Further, per the Mayo Clinic, “in adults and older, healthy children, RSV symptoms are mild and typically mimic the common cold. Self-care measures are usually all that’s needed to relieve any discomfort.” But the virus “can cause severe infection in some people, including babies 12 months and younger (infants), especially premature infants, older adults, people with heart and lung disease, or anyone with a weak immune system (immunocompromised).”

How can the spread of RSV be prevented?

Preventing the spread of RSV is not unlike preventing the spread of COVID-19, another airborne disease, something we’re all well-versed in now. That COVID-19 measures work is reflected in the timeframe when RSV rapidly decreased. Individually, people infected with RSV should prevent spreading airborne respiratory droplets from coughs and sneezes. Cover your mouth when coughing or sneezing (but not with your hands). The CDC has recommended “a tissue or your upper shirt sleeve” but many of us also have a drawer full of masks now to help protect others. Also, frequent surface disinfection and avoiding close contact with others are critical measures.

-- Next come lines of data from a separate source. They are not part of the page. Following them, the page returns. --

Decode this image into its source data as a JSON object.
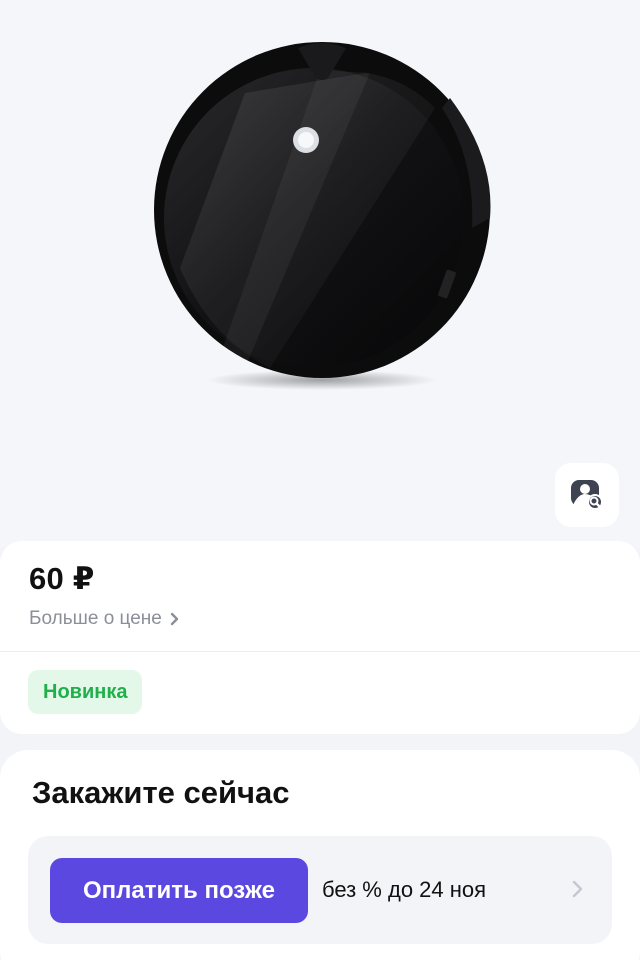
{
  "product": {
    "image_alt_icon": "robot-vacuum-image",
    "visual_search_icon": "image-search-icon"
  },
  "price_block": {
    "price": "60 ₽",
    "more_about_price": "Больше о цене",
    "badge": "Новинка",
    "badge_color": "#20b04b",
    "badge_bg": "#e4f8ea"
  },
  "order_block": {
    "title": "Закажите сейчас",
    "pay_later_label": "Оплатить позже",
    "pay_later_terms": "без % до 24 ноя",
    "accent_color": "#5b48e0"
  }
}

To help prevent the spread of RSV, an airborne disease, on a larger scale, ultraviolet germicidal irradiation (UVGI or UV) holds promise. While Aerapy UV has not been tested against the RSV pathogen specifically, our UV technology has been tested against a virus in the Paramyxoviridae family which includes pneumovirus and paramyxovirus. RSV is a pneumovirus and canine distemper virus (CDV) is a paramyxovirus. Aerapy UV technology has been independently tested against CDV and was found to kill at least 98.89% of the virus. The test results were part of a University of Arizona study published in the American Journal of Veterinary Research (AJVR).

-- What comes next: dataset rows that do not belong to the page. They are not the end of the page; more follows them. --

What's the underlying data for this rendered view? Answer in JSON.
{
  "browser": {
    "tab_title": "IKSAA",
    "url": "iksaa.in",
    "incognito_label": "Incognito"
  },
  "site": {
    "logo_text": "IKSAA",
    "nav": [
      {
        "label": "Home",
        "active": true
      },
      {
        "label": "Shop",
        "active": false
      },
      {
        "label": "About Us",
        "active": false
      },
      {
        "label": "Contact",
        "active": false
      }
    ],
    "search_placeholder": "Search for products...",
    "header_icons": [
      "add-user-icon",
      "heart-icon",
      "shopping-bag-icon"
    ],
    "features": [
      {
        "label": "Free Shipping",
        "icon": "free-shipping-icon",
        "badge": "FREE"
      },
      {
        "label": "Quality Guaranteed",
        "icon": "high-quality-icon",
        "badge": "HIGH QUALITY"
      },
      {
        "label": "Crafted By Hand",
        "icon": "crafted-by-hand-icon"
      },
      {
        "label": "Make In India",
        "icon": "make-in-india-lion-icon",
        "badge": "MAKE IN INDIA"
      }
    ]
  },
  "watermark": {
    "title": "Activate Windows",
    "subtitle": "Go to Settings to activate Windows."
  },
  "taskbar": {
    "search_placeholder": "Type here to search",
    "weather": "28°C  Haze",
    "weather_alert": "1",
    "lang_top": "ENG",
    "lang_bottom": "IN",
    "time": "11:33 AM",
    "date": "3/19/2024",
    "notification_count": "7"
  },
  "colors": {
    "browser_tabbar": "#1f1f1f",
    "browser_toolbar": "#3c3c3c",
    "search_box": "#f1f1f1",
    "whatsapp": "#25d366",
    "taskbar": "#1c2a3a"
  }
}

Contact us to request more information on our test results and request a free UV consultation.

Back to UV Updates

HOW PROTECTED ARE YOU?

Aerapy's commercial-grade UV lights protect your clients, staff, and your business with proven UV disinfection technology. Contact us today for more information and a free UV consultation.

Free UV Consultation
UV Sanitizing Products